Former Georgia insurance commissioner pleads guilty

(The Center Square) — Georgia’s former state insurance commissioner has pleaded guilty to federal charges that he participated in a health care fraud scheme, prosecutors said Friday.

According to federal authorities, John W. Oxendine, 61, of Johns Creek, Dr. Jeffrey Gallups and others referred unnecessary pharmacogenetic, molecular genetic and toxicology tests to a Texas lab in exchange for kickbacks. Gallups previously pleaded guilty to health care fraud and was sentenced to 36 months in prison, according to reports.

Prosecutors say Oxendine, who served as insurance commissioner from 1995 to 2011, gave a presentation at a Buckhead hotel and pressured doctors in Gallups’ ENT practice to order unnecessary tests. According to a news release, the company agreed to pay Oxendine and Gallups a kickback of half the net profit for eligible specimens that Gallups’ practice submitted to the lab company.

“John Oxendine, as the former state-wide insurance commissioner, knew the importance of honest dealings between doctors and insurance companies,” U.S. Attorney Ryan K. Buchanan said in a statement. “But for personal profit he willfully conspired with a physician to order hundreds of unnecessary lab tests, costing hundreds of thousands of dollars. He will now be held accountable for violating the public’s trust.”

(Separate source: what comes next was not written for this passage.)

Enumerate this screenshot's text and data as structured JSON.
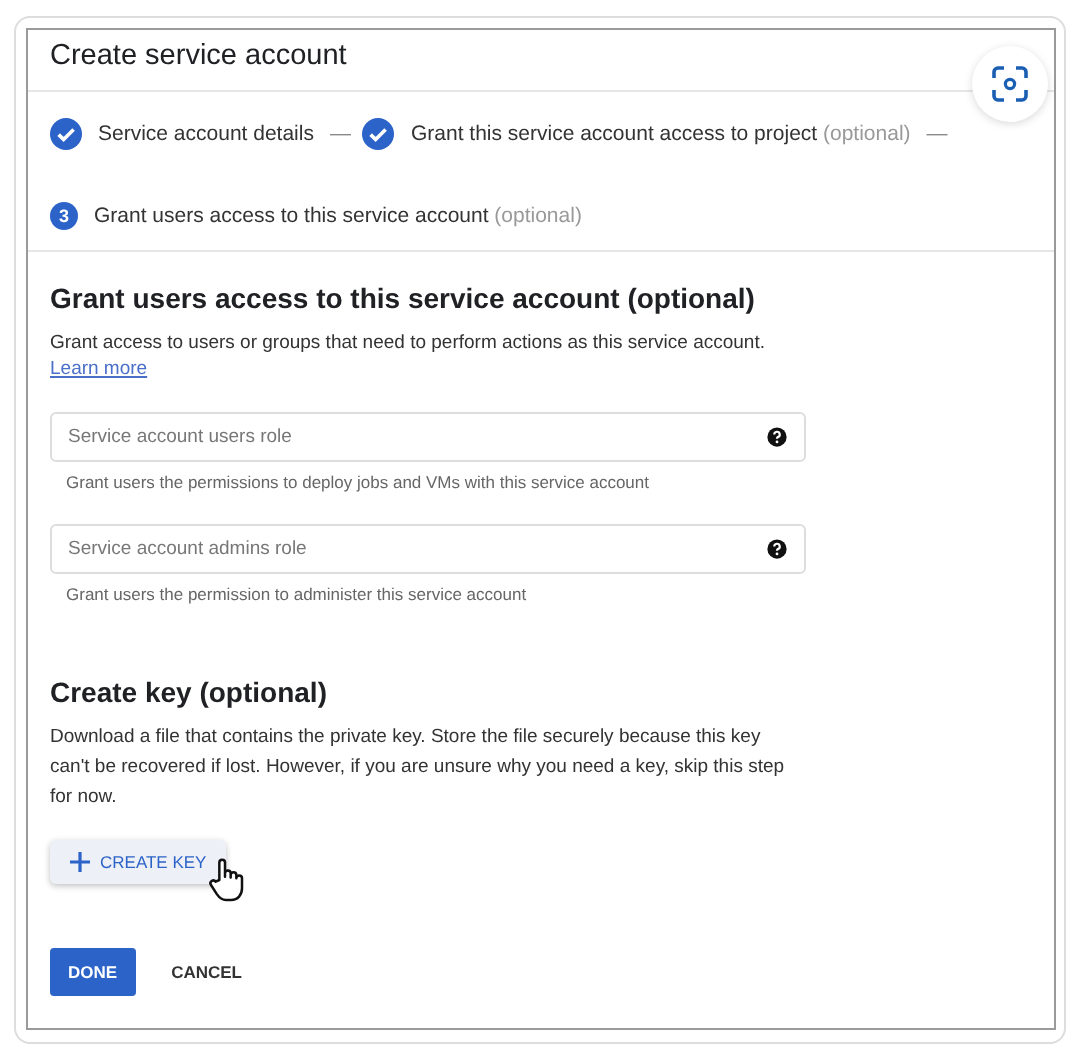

According to the feds, Next Health later submitted more than $2.5 million in insurance claims for the unnecessary tests, and the insurance companies paid Next Health almost $700,000, which then paid $260,000 in kickbacks to Oxendine and Gallups. Additionally, some patients also received bills of up to $18,000 for the tests.

Prosecutors allege Oxendine and Gallups had Next Health pay Oxendine’s insurance consulting business, Oxendine Insurance Services, to conceal the kickbacks. Oxendine used some of the money to pay debts for Gallups, including a $150,000 charitable contribution and $70,000 in attorney’s fees, the feds said.

“This scheme to bill for unnecessary services has no place in our health care system,” Keri Farley, special agent in charge of FBI Atlanta, said in a statement. “It not only increased health care costs for all beneficiaries, but they also violated the trust of patients. John Oxendine not only profited from this scheme but took it a step farther and directed another to lie to federal agents to try and cover up the fraud.”

A federal grand jury indicted Oxendine in May 2022. U.S. District Judge Steve C. Jones is scheduled to sentence Oxendine in July.